The Netherlands has become the latest country to halt use of the Oxford-AstraZeneca Covid vaccine over concerns about possible side effects.
The WHO and the European Medicines Agency (EMA) say there is no indication of a link between the vaccine and reports of blood clots.
Eight countries have so far fully suspended the AstraZeneca vaccinations.
The WHO told Reuters it was important that vaccination campaigns continued.
About 17 million people in the EU and the UK have received a dose of the vaccine, with fewer than 40 cases of blood clots reported as of last week, AstraZeneca said.
Experts say the number of blood clots reported after the vaccine were no more than those typically reported within the general population.
However, the Dutch government said its suspension, which will last until at least March 29, was a precaution.

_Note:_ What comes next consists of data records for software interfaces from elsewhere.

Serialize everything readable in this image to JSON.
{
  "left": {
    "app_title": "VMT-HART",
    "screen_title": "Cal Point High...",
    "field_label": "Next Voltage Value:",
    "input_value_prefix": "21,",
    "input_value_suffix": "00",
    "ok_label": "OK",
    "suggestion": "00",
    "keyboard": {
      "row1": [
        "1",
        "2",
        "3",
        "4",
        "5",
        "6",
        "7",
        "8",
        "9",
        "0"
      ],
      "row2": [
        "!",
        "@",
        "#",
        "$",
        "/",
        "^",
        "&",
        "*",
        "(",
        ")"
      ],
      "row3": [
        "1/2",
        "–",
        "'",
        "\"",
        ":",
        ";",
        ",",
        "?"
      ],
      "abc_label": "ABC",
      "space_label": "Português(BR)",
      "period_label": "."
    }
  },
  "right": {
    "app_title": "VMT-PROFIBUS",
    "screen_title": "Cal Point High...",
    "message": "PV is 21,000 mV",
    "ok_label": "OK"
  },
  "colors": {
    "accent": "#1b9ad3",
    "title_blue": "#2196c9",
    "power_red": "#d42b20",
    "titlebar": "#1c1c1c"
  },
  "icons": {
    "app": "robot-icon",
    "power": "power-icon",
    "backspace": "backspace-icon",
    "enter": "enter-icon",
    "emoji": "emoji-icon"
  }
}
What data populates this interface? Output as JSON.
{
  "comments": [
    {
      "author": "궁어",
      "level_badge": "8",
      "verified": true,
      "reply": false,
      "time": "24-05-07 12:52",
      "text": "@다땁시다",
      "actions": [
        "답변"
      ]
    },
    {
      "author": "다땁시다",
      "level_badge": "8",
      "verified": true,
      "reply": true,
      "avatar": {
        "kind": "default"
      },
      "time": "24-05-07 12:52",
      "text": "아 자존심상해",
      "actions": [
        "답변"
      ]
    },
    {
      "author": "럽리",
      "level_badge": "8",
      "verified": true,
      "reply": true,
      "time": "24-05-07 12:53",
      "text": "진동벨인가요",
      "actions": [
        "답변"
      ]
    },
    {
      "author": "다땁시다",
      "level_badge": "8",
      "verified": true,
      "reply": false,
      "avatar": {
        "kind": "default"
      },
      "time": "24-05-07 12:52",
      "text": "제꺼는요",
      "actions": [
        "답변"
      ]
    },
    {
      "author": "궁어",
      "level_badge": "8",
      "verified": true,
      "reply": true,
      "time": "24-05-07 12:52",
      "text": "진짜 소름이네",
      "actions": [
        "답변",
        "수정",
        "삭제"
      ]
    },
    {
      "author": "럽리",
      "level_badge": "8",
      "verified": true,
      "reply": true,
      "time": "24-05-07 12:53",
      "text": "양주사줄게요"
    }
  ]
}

Ireland, Denmark, Norway, Bulgaria and Iceland have paused inoculations with AstraZeneca vaccine, while the Democratic Republic of Congo and Indonesia have delayed the start of their AstraZeneca rollouts. Several European countries, including Italy and Austria, have suspended the use of certain batches of the drug as a precautionary measure.
Thailand announced that it would start using the vaccine on March 16, following a brief delay to the rollout over safety concerns.
The EMA – which is currently carrying out a review into incidents of blood clots – said the vaccine could continue to be administered.
In a statement, the Dutch government said it was acting out of precaution following reports from Denmark and Norway of possible serious side effects.
Dutch drug watchdog Pharmacovigilance Centre Lareb later said that 10 cases of possible adverse side effects had been reported in the Netherlands, according to Reuters.
“We can’t allow any doubts about the vaccine,” Health Minister Hugo de Jonge said.
“We have to make sure everything is right, so it is wise to pause for now.”
Speaking on an early morning talk show on March 15, Hugo de Jonge said he hoped the suspension would last “no longer than a couple of weeks”, adding: “We need vaccines to be able to put this nasty period behind us.”
The government’s decision will now cause delays in the Dutch vaccination program.
The authorities had pre-ordered 12 million doses of AstraZeneca, with nearly 300,000 shots scheduled in the next two weeks.
AstraZeneca said there was no evidence of an increased risk of clotting due to the vaccine.
It said that across the EU and UK there had been 15 events of deep-vein thrombosis (DVT) – a blood clot in a vein – and 22 events of pulmonary embolism – a blood clot that has entered the lungs – reported among those vaccinated.
AstraZeneca said these figures were “much lower than would be expected to occur naturally in a general population of this size and is similar across other licensed Covid-19 vaccines”.